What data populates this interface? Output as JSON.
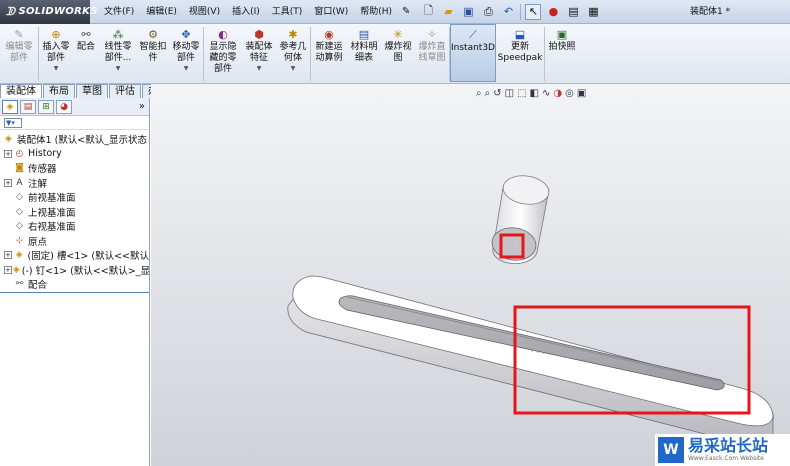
{
  "app": {
    "logo_text": "SOLIDWORKS",
    "window_title": "装配体1 *"
  },
  "menu": {
    "items": [
      "文件(F)",
      "编辑(E)",
      "视图(V)",
      "插入(I)",
      "工具(T)",
      "窗口(W)",
      "帮助(H)"
    ]
  },
  "command_manager": {
    "items": [
      {
        "label": "编辑零\n部件",
        "disabled": true,
        "dropdown": false,
        "icon": "edit-component-icon"
      },
      {
        "label": "插入零\n部件",
        "disabled": false,
        "dropdown": true,
        "icon": "insert-component-icon"
      },
      {
        "label": "配合",
        "disabled": false,
        "dropdown": false,
        "icon": "mate-icon"
      },
      {
        "label": "线性零\n部件...",
        "disabled": false,
        "dropdown": true,
        "icon": "linear-pattern-icon"
      },
      {
        "label": "智能扣\n件",
        "disabled": false,
        "dropdown": false,
        "icon": "smart-fastener-icon"
      },
      {
        "label": "移动零\n部件",
        "disabled": false,
        "dropdown": true,
        "icon": "move-component-icon"
      },
      {
        "label": "显示隐\n藏的零\n部件",
        "disabled": false,
        "dropdown": false,
        "icon": "show-hidden-icon"
      },
      {
        "label": "装配体\n特征",
        "disabled": false,
        "dropdown": true,
        "icon": "assembly-feature-icon"
      },
      {
        "label": "参考几\n何体",
        "disabled": false,
        "dropdown": true,
        "icon": "reference-geometry-icon"
      },
      {
        "label": "新建运\n动算例",
        "disabled": false,
        "dropdown": false,
        "icon": "motion-study-icon"
      },
      {
        "label": "材料明\n细表",
        "disabled": false,
        "dropdown": false,
        "icon": "bom-icon"
      },
      {
        "label": "爆炸视\n图",
        "disabled": false,
        "dropdown": false,
        "icon": "exploded-view-icon"
      },
      {
        "label": "爆炸直\n线草图",
        "disabled": true,
        "dropdown": false,
        "icon": "explode-line-icon"
      },
      {
        "label": "Instant3D",
        "disabled": false,
        "dropdown": false,
        "active": true,
        "icon": "instant3d-icon"
      },
      {
        "label": "更新\nSpeedpak",
        "disabled": false,
        "dropdown": false,
        "icon": "speedpak-icon"
      },
      {
        "label": "拍快照",
        "disabled": false,
        "dropdown": false,
        "icon": "snapshot-icon"
      }
    ]
  },
  "tabs": [
    "装配体",
    "布局",
    "草图",
    "评估",
    "办公室产品"
  ],
  "active_tab": "装配体",
  "feature_tree": {
    "panel_more": "»",
    "items": [
      {
        "label": "装配体1  (默认<默认_显示状态",
        "expander": "",
        "icon": "assembly-icon"
      },
      {
        "label": "History",
        "expander": "+",
        "icon": "history-icon"
      },
      {
        "label": "传感器",
        "expander": "",
        "icon": "sensor-icon"
      },
      {
        "label": "注解",
        "expander": "+",
        "icon": "annotation-icon"
      },
      {
        "label": "前视基准面",
        "expander": "",
        "icon": "plane-icon"
      },
      {
        "label": "上视基准面",
        "expander": "",
        "icon": "plane-icon"
      },
      {
        "label": "右视基准面",
        "expander": "",
        "icon": "plane-icon"
      },
      {
        "label": "原点",
        "expander": "",
        "icon": "origin-icon"
      },
      {
        "label": "(固定) 槽<1> (默认<<默认",
        "expander": "+",
        "icon": "part-icon"
      },
      {
        "label": "(-) 钉<1> (默认<<默认>_显",
        "expander": "+",
        "icon": "part-icon"
      },
      {
        "label": "配合",
        "expander": "",
        "icon": "mates-folder-icon"
      }
    ]
  },
  "colors": {
    "highlight": "#e4161c",
    "brand": "#1f68c9"
  },
  "watermark": {
    "logo": "W",
    "title": "易采站长站",
    "url": "Www.Easck.Com  Website"
  }
}
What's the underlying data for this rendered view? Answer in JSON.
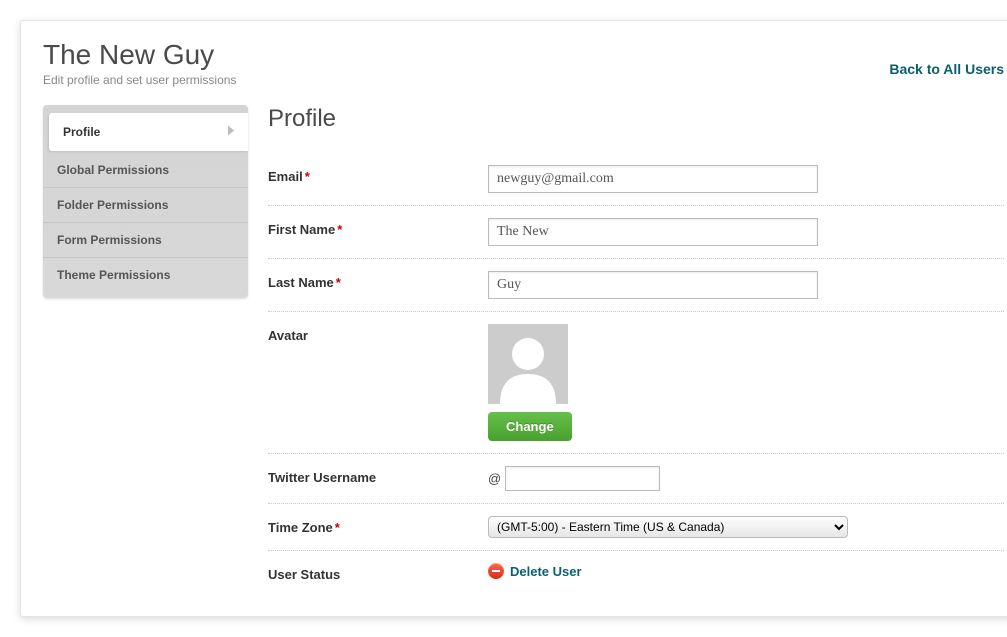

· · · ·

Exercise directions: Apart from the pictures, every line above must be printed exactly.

Task answer:
What data populates this interface? Output as JSON.
{
  "app": {
    "logo_text": "SOLIDWORKS",
    "window_title": "装配体1 *"
  },
  "menu": {
    "items": [
      "文件(F)",
      "编辑(E)",
      "视图(V)",
      "插入(I)",
      "工具(T)",
      "窗口(W)",
      "帮助(H)"
    ]
  },
  "command_manager": {
    "items": [
      {
        "label": "编辑零\n部件",
        "disabled": true,
        "dropdown": false,
        "icon": "edit-component-icon"
      },
      {
        "label": "插入零\n部件",
        "disabled": false,
        "dropdown": true,
        "icon": "insert-component-icon"
      },
      {
        "label": "配合",
        "disabled": false,
        "dropdown": false,
        "icon": "mate-icon"
      },
      {
        "label": "线性零\n部件...",
        "disabled": false,
        "dropdown": true,
        "icon": "linear-pattern-icon"
      },
      {
        "label": "智能扣\n件",
        "disabled": false,
        "dropdown": false,
        "icon": "smart-fastener-icon"
      },
      {
        "label": "移动零\n部件",
        "disabled": false,
        "dropdown": true,
        "icon": "move-component-icon"
      },
      {
        "label": "显示隐\n藏的零\n部件",
        "disabled": false,
        "dropdown": false,
        "icon": "show-hidden-icon"
      },
      {
        "label": "装配体\n特征",
        "disabled": false,
        "dropdown": true,
        "icon": "assembly-feature-icon"
      },
      {
        "label": "参考几\n何体",
        "disabled": false,
        "dropdown": true,
        "icon": "reference-geometry-icon"
      },
      {
        "label": "新建运\n动算例",
        "disabled": false,
        "dropdown": false,
        "icon": "motion-study-icon"
      },
      {
        "label": "材料明\n细表",
        "disabled": false,
        "dropdown": false,
        "icon": "bom-icon"
      },
      {
        "label": "爆炸视\n图",
        "disabled": false,
        "dropdown": false,
        "icon": "exploded-view-icon"
      },
      {
        "label": "爆炸直\n线草图",
        "disabled": true,
        "dropdown": false,
        "icon": "explode-line-icon"
      },
      {
        "label": "Instant3D",
        "disabled": false,
        "dropdown": false,
        "active": true,
        "icon": "instant3d-icon"
      },
      {
        "label": "更新\nSpeedpak",
        "disabled": false,
        "dropdown": false,
        "icon": "speedpak-icon"
      },
      {
        "label": "拍快照",
        "disabled": false,
        "dropdown": false,
        "icon": "snapshot-icon"
      }
    ]
  },
  "tabs": [
    "装配体",
    "布局",
    "草图",
    "评估",
    "办公室产品"
  ],
  "active_tab": "装配体",
  "feature_tree": {
    "panel_more": "»",
    "items": [
      {
        "label": "装配体1  (默认<默认_显示状态",
        "expander": "",
        "icon": "assembly-icon"
      },
      {
        "label": "History",
        "expander": "+",
        "icon": "history-icon"
      },
      {
        "label": "传感器",
        "expander": "",
        "icon": "sensor-icon"
      },
      {
        "label": "注解",
        "expander": "+",
        "icon": "annotation-icon"
      },
      {
        "label": "前视基准面",
        "expander": "",
        "icon": "plane-icon"
      },
      {
        "label": "上视基准面",
        "expander": "",
        "icon": "plane-icon"
      },
      {
        "label": "右视基准面",
        "expander": "",
        "icon": "plane-icon"
      },
      {
        "label": "原点",
        "expander": "",
        "icon": "origin-icon"
      },
      {
        "label": "(固定) 槽<1> (默认<<默认",
        "expander": "+",
        "icon": "part-icon"
      },
      {
        "label": "(-) 钉<1> (默认<<默认>_显",
        "expander": "+",
        "icon": "part-icon"
      },
      {
        "label": "配合",
        "expander": "",
        "icon": "mates-folder-icon"
      }
    ]
  },
  "colors": {
    "highlight": "#e4161c",
    "brand": "#1f68c9"
  },
  "watermark": {
    "logo": "W",
    "title": "易采站长站",
    "url": "Www.Easck.Com  Website"
  }
}
What's the underlying data for this rendered view? Answer in JSON.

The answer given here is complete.